As for my four days in this hospital, I was given liquids through my veins and the IV container was glass with no regulation what so ever. Sometimes they would have the flow be really fast which made me make a ton of trips to the bathroom. Other times they would have the IV a slow drip. I was having some problems with the IV staying put in my vein and the doctor, this time a man, came to look at it. He decided it needed to be changed so he pulled it out and began replacing it…without wearing any gloves. I was mortified! Did I say that he had grease under his fingernails and tobacco stains on his fingers? Yuk! And he was touching my veins! I survived!

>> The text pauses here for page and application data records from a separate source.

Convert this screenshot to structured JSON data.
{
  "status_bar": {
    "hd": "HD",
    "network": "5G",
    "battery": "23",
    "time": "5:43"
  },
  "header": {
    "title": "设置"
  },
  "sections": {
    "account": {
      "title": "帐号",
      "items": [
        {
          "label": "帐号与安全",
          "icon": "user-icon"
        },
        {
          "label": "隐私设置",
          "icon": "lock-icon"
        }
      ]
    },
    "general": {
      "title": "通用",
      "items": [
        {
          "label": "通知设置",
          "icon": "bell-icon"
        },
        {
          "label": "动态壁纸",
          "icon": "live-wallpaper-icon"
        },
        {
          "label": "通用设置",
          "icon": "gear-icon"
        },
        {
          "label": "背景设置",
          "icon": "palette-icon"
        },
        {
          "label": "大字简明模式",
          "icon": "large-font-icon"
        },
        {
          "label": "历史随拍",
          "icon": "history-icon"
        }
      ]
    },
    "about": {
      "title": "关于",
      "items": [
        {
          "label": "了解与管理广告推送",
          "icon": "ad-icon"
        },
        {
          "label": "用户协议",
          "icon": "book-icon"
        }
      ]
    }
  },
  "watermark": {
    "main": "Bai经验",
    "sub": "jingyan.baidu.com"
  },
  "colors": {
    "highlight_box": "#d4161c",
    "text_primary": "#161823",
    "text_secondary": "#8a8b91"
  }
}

Because I needed to have my pancreas explored I was transferred to another hospital in a different city in one of those tall European ambulances. This hospital had the machine I needed, an MRI. What a ride! I actually wondered if I would survive the bumpy ride! There was a two-man team for the ambulance, one to drive and one to keep my gurney from flying out of the back of the ambulance. It was a wild ride!
Once I survived the trip I was wheeled in my gurney to the basement of the hospital where all kinds of pipes were exposed and I wondered if I was going to the morgue. I was left with a file in my hand strapped into the gurney and outside in a hallway. I could hear people speaking German so I knew that somewhere there were others and I was not alone. I waited until every other person had been called and then someone came and pushed my gurney into a room where I saw the MRI. After the test was completed I was back in the hallway strapped in the gurney and my file in my hands. Soon the same two fellows came and pushed me back up the long hallway to the ramp where the ambulance was waiting to take me back to the first hospital. Guess what? They decided I had pancreatitis. I was given some pain medication…finally!
Because I was having great pain and the care was not the best it was decided that I be transferred to a military hospital and so I spent the rest of my hospitalization in a military hospital. Even though it was an American hospital it was still not quite like being in a hospital back home. I had mostly male nurses, wearing combat uniforms and boots. My bed was in a private room with a private bathroom that had certainly been a step up from my prior military hospital experiences where I shared a bathroom with other patients and was on a ward with other patients. I guess because I was so ill they decided I needed to be in a private room. I was glad.
I look back at the month I spent in Germany in several different hospitals and I wonder how in the world I survived! It was a painful time and I was very ill, but with the good care I received I made it…and today I am healthy. I appreciate the health care system we have in America because we do not make a distinction because of age. If you have the need to see a specialist, no matter how old you are, you can see them. What a blessing.
Until next time……Katherine